Clinical Profile and Outcome of Newborns with Acute Kidney Injury in a Level 3 Neonatal Unit in Western India SC01-SC04
Dr. Somashekhar Marutirao Nimbalkar,
Department of Paediatrics, Pramukhswami Medical College, Karamsad-Anand-388325, Gujarat, India.
Introduction: Acute Kidney Injury (AKI) is a serious condition in neonatal care. It complicates the management necessitating the restrictive use of medications.
Aim: To evaluate clinical profile, identify associated and prognostic factors in newborns with AKI.
Materials and Methods: This was a case control study done between January 2008 to January 2010. Total 1745 newborns were admitted, of which 74 babies had AKI. It was defined as serum creatinine >1.5mg/dl. Control group was selected randomly from the hospital numbers of the newborns derived from the electronic registry with serum creatinine below 1.5 mg/ dl. Demographic variables like birth weight, gender, gestational age, admission age, growth restriction, Apgar scores, electrolyte levels; and common clinical conditions like asphyxia, sepsis, meningitis, persistent pulmonary hypertension, Necrotizing Enterocolitis (NEC), mechanical ventilation, congenital heart disease; were compared amongst the two groups. Information was obtained from the admission register, admission files, labor register of obstetrics and gynaecology department and electronic registry. Chi square/independent sample t-test as applicable and logistic regression were used to establish an association of various factors and outcome with AKI.
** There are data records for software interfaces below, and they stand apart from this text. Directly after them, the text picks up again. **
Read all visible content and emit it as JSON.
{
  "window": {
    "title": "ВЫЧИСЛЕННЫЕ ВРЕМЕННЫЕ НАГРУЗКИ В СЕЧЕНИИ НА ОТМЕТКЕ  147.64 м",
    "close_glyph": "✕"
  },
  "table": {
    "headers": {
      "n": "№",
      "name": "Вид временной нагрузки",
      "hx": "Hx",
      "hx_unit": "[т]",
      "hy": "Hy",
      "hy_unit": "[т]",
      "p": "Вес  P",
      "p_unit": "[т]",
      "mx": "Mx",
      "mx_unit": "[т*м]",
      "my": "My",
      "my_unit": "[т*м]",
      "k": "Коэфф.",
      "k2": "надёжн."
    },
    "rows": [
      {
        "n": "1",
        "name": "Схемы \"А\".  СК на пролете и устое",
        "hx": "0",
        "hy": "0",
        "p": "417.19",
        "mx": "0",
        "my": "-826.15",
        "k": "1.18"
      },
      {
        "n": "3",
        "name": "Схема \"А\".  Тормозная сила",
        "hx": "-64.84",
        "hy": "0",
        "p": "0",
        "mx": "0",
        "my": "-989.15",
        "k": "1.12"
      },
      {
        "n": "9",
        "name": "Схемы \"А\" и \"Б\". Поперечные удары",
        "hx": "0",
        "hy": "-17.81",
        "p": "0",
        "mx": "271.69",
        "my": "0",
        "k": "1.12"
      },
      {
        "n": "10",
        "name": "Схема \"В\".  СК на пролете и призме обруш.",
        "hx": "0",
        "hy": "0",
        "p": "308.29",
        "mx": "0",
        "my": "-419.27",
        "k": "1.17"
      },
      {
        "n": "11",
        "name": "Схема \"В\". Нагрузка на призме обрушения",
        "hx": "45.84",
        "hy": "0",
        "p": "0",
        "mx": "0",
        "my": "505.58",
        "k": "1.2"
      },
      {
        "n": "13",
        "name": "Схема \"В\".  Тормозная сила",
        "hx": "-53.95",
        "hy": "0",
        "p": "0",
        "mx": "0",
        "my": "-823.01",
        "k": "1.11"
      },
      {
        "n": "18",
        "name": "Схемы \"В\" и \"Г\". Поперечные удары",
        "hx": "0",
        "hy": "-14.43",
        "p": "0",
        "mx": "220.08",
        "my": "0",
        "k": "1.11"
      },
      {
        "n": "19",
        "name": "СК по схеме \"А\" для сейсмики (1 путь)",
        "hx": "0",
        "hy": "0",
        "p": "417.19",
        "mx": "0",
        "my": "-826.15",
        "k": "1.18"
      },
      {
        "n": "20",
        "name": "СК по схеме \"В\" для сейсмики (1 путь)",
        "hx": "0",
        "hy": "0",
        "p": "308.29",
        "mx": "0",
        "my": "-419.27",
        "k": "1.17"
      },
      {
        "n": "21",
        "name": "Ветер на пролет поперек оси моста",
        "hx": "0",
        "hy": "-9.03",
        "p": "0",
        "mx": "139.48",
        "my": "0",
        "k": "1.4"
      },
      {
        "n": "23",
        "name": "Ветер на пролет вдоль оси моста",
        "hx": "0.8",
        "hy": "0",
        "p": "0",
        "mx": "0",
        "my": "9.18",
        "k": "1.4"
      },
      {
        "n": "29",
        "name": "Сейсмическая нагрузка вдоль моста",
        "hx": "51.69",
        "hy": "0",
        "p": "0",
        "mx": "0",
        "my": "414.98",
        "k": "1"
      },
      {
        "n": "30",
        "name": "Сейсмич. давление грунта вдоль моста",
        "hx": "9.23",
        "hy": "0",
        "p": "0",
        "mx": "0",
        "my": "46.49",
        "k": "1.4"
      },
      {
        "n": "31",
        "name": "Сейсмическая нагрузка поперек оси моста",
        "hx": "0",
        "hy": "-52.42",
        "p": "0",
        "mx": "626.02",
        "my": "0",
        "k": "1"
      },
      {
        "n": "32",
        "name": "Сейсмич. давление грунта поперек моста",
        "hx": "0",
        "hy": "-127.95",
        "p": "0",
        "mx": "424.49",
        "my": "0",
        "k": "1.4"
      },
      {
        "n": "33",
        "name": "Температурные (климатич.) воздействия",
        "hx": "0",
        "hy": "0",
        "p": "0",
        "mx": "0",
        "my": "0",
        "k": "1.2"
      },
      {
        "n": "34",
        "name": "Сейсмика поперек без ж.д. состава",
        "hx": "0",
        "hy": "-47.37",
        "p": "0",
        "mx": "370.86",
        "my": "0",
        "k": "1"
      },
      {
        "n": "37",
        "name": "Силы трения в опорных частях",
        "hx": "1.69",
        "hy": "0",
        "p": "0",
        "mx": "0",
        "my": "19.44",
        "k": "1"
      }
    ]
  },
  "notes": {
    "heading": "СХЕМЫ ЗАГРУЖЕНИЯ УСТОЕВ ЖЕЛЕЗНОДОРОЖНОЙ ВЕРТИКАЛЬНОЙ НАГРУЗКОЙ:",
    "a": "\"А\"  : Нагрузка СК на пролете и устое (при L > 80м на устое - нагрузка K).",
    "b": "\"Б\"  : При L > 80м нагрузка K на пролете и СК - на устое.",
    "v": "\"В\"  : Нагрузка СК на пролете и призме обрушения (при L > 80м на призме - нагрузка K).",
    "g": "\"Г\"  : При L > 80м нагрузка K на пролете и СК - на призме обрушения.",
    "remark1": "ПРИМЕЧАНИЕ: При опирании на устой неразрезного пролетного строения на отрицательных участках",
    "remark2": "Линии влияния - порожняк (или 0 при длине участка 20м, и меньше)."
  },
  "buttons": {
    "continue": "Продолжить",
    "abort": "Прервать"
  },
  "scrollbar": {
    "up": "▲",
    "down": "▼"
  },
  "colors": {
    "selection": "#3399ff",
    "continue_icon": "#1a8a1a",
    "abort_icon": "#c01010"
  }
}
Results: The incidence of AKI in our study was 4.24%. Demographic variables more common in AKI group were inborn (p=0.011), male gender (p=0.032), term gestation (p=0.001), Appropriate for gestational age (0.001), higher birth weight (p<0.001), full term (p<0.001), sepsis (p<0.001), NEC (p=0.042), low ApGAR scores at one minute (p=0.011) and five minute (p=0.003). However, on multivariate logistic regression only male gender [Odds Radio (OR)=2.84, Confidence Interval (CI)=1.12- 7.21] and Sepsis (OR=14.46, CI=4.5-46.46) were associated with AKI. Respiratory distress syndrome was more prevalent in the control group (p<0.003). No need of mechanical ventilation and absence of shock, improved the survival.
Conclusions: AKI continues to be of clinical significance in neonatal intensive care. Further studies are needed to evaluate newer associations (like male gender and low APGAR scores).